**DATA RECORDS**
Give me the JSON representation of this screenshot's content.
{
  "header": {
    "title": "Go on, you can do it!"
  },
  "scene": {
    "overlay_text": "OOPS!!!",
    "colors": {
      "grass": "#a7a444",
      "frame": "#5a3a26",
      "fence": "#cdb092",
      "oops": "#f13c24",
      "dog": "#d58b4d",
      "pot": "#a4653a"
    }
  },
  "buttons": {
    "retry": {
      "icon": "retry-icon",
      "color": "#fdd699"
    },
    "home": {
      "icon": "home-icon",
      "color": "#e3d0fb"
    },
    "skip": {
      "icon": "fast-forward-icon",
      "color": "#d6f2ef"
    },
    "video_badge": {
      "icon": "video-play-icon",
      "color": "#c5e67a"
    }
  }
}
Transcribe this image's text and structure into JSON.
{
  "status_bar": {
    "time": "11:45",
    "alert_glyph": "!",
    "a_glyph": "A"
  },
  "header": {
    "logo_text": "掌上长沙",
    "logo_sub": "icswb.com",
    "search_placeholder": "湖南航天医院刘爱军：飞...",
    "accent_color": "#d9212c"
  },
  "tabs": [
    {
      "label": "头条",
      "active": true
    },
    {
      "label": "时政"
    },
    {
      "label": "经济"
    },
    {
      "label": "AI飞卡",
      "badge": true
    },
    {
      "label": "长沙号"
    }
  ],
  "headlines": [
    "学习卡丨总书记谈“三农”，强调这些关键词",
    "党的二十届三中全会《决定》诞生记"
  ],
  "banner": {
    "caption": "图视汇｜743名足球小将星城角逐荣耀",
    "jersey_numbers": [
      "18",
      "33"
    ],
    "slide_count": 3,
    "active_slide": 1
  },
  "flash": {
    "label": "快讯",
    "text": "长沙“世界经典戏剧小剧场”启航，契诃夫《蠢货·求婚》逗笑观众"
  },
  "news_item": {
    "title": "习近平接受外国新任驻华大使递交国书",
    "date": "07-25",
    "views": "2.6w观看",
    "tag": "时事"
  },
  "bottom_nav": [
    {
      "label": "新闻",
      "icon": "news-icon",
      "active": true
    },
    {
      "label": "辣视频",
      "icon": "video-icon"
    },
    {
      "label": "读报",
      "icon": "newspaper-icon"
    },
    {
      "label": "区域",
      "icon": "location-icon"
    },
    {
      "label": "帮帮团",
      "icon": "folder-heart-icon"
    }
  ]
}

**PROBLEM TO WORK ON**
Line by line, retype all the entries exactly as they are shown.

**TASK RESPONSE**
Give me the JSON representation of this screenshot's content.
{
  "header": {
    "title": "Go on, you can do it!"
  },
  "scene": {
    "overlay_text": "OOPS!!!",
    "colors": {
      "grass": "#a7a444",
      "frame": "#5a3a26",
      "fence": "#cdb092",
      "oops": "#f13c24",
      "dog": "#d58b4d",
      "pot": "#a4653a"
    }
  },
  "buttons": {
    "retry": {
      "icon": "retry-icon",
      "color": "#fdd699"
    },
    "home": {
      "icon": "home-icon",
      "color": "#e3d0fb"
    },
    "skip": {
      "icon": "fast-forward-icon",
      "color": "#d6f2ef"
    },
    "video_badge": {
      "icon": "video-play-icon",
      "color": "#c5e67a"
    }
  }
}
Transcribe this image's text and structure into JSON.
{
  "status_bar": {
    "time": "11:45",
    "alert_glyph": "!",
    "a_glyph": "A"
  },
  "header": {
    "logo_text": "掌上长沙",
    "logo_sub": "icswb.com",
    "search_placeholder": "湖南航天医院刘爱军：飞...",
    "accent_color": "#d9212c"
  },
  "tabs": [
    {
      "label": "头条",
      "active": true
    },
    {
      "label": "时政"
    },
    {
      "label": "经济"
    },
    {
      "label": "AI飞卡",
      "badge": true
    },
    {
      "label": "长沙号"
    }
  ],
  "headlines": [
    "学习卡丨总书记谈“三农”，强调这些关键词",
    "党的二十届三中全会《决定》诞生记"
  ],
  "banner": {
    "caption": "图视汇｜743名足球小将星城角逐荣耀",
    "jersey_numbers": [
      "18",
      "33"
    ],
    "slide_count": 3,
    "active_slide": 1
  },
  "flash": {
    "label": "快讯",
    "text": "长沙“世界经典戏剧小剧场”启航，契诃夫《蠢货·求婚》逗笑观众"
  },
  "news_item": {
    "title": "习近平接受外国新任驻华大使递交国书",
    "date": "07-25",
    "views": "2.6w观看",
    "tag": "时事"
  },
  "bottom_nav": [
    {
      "label": "新闻",
      "icon": "news-icon",
      "active": true
    },
    {
      "label": "辣视频",
      "icon": "video-icon"
    },
    {
      "label": "读报",
      "icon": "newspaper-icon"
    },
    {
      "label": "区域",
      "icon": "location-icon"
    },
    {
      "label": "帮帮团",
      "icon": "folder-heart-icon"
    }
  ]
}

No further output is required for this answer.